**THE TASK**
Every record must appear in the answer exactly as it stands.

**AVAILABLE DATA**
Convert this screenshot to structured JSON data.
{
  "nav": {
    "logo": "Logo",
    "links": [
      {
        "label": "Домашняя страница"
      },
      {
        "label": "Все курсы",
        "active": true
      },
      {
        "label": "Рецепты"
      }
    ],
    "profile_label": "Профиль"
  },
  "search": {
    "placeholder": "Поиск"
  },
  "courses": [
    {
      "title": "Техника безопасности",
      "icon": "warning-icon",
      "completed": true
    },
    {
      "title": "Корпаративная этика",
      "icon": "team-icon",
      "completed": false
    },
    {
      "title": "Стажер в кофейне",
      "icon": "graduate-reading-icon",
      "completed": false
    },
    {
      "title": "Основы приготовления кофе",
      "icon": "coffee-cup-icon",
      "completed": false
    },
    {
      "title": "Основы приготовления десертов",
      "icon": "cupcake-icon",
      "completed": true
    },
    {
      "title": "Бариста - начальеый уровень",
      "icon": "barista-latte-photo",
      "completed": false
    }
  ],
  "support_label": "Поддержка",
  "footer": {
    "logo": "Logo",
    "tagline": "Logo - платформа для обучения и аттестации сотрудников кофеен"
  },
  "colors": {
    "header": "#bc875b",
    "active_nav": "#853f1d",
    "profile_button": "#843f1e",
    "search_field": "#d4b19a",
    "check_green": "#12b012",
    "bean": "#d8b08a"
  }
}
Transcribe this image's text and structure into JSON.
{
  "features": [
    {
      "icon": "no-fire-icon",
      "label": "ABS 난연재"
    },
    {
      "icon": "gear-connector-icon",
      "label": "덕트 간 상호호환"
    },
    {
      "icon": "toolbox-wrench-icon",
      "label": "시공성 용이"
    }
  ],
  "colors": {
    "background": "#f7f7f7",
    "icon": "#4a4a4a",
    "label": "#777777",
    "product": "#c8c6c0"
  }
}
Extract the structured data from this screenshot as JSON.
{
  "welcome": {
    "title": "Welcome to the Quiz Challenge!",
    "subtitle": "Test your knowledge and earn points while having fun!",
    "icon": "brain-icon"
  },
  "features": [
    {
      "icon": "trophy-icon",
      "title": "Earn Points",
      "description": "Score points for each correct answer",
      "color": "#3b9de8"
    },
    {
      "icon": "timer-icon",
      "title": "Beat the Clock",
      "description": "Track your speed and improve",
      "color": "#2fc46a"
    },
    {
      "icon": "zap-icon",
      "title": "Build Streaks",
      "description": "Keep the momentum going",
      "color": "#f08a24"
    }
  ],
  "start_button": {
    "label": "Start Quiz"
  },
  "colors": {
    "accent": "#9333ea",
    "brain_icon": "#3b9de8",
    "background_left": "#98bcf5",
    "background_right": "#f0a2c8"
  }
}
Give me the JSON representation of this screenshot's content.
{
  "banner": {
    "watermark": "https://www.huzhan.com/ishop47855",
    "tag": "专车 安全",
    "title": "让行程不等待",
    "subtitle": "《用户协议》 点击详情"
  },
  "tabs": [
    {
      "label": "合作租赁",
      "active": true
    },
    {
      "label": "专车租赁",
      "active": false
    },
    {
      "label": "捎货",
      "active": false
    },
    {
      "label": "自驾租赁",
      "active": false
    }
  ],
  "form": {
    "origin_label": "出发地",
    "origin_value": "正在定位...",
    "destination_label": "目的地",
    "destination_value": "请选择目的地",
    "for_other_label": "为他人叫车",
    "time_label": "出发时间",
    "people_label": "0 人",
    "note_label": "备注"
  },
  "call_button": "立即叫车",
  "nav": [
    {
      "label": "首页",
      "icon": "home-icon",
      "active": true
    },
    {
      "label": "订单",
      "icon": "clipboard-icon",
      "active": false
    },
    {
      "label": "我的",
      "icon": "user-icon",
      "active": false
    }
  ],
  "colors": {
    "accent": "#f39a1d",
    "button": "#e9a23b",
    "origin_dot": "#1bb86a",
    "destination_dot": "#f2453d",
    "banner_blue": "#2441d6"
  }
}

**REPLY**
Convert this screenshot to structured JSON data.
{
  "nav": {
    "logo": "Logo",
    "links": [
      {
        "label": "Домашняя страница"
      },
      {
        "label": "Все курсы",
        "active": true
      },
      {
        "label": "Рецепты"
      }
    ],
    "profile_label": "Профиль"
  },
  "search": {
    "placeholder": "Поиск"
  },
  "courses": [
    {
      "title": "Техника безопасности",
      "icon": "warning-icon",
      "completed": true
    },
    {
      "title": "Корпаративная этика",
      "icon": "team-icon",
      "completed": false
    },
    {
      "title": "Стажер в кофейне",
      "icon": "graduate-reading-icon",
      "completed": false
    },
    {
      "title": "Основы приготовления кофе",
      "icon": "coffee-cup-icon",
      "completed": false
    },
    {
      "title": "Основы приготовления десертов",
      "icon": "cupcake-icon",
      "completed": true
    },
    {
      "title": "Бариста - начальеый уровень",
      "icon": "barista-latte-photo",
      "completed": false
    }
  ],
  "support_label": "Поддержка",
  "footer": {
    "logo": "Logo",
    "tagline": "Logo - платформа для обучения и аттестации сотрудников кофеен"
  },
  "colors": {
    "header": "#bc875b",
    "active_nav": "#853f1d",
    "profile_button": "#843f1e",
    "search_field": "#d4b19a",
    "check_green": "#12b012",
    "bean": "#d8b08a"
  }
}
Transcribe this image's text and structure into JSON.
{
  "features": [
    {
      "icon": "no-fire-icon",
      "label": "ABS 난연재"
    },
    {
      "icon": "gear-connector-icon",
      "label": "덕트 간 상호호환"
    },
    {
      "icon": "toolbox-wrench-icon",
      "label": "시공성 용이"
    }
  ],
  "colors": {
    "background": "#f7f7f7",
    "icon": "#4a4a4a",
    "label": "#777777",
    "product": "#c8c6c0"
  }
}
Extract the structured data from this screenshot as JSON.
{
  "welcome": {
    "title": "Welcome to the Quiz Challenge!",
    "subtitle": "Test your knowledge and earn points while having fun!",
    "icon": "brain-icon"
  },
  "features": [
    {
      "icon": "trophy-icon",
      "title": "Earn Points",
      "description": "Score points for each correct answer",
      "color": "#3b9de8"
    },
    {
      "icon": "timer-icon",
      "title": "Beat the Clock",
      "description": "Track your speed and improve",
      "color": "#2fc46a"
    },
    {
      "icon": "zap-icon",
      "title": "Build Streaks",
      "description": "Keep the momentum going",
      "color": "#f08a24"
    }
  ],
  "start_button": {
    "label": "Start Quiz"
  },
  "colors": {
    "accent": "#9333ea",
    "brain_icon": "#3b9de8",
    "background_left": "#98bcf5",
    "background_right": "#f0a2c8"
  }
}
Give me the JSON representation of this screenshot's content.
{
  "banner": {
    "watermark": "https://www.huzhan.com/ishop47855",
    "tag": "专车 安全",
    "title": "让行程不等待",
    "subtitle": "《用户协议》 点击详情"
  },
  "tabs": [
    {
      "label": "合作租赁",
      "active": true
    },
    {
      "label": "专车租赁",
      "active": false
    },
    {
      "label": "捎货",
      "active": false
    },
    {
      "label": "自驾租赁",
      "active": false
    }
  ],
  "form": {
    "origin_label": "出发地",
    "origin_value": "正在定位...",
    "destination_label": "目的地",
    "destination_value": "请选择目的地",
    "for_other_label": "为他人叫车",
    "time_label": "出发时间",
    "people_label": "0 人",
    "note_label": "备注"
  },
  "call_button": "立即叫车",
  "nav": [
    {
      "label": "首页",
      "icon": "home-icon",
      "active": true
    },
    {
      "label": "订单",
      "icon": "clipboard-icon",
      "active": false
    },
    {
      "label": "我的",
      "icon": "user-icon",
      "active": false
    }
  ],
  "colors": {
    "accent": "#f39a1d",
    "button": "#e9a23b",
    "origin_dot": "#1bb86a",
    "destination_dot": "#f2453d",
    "banner_blue": "#2441d6"
  }
}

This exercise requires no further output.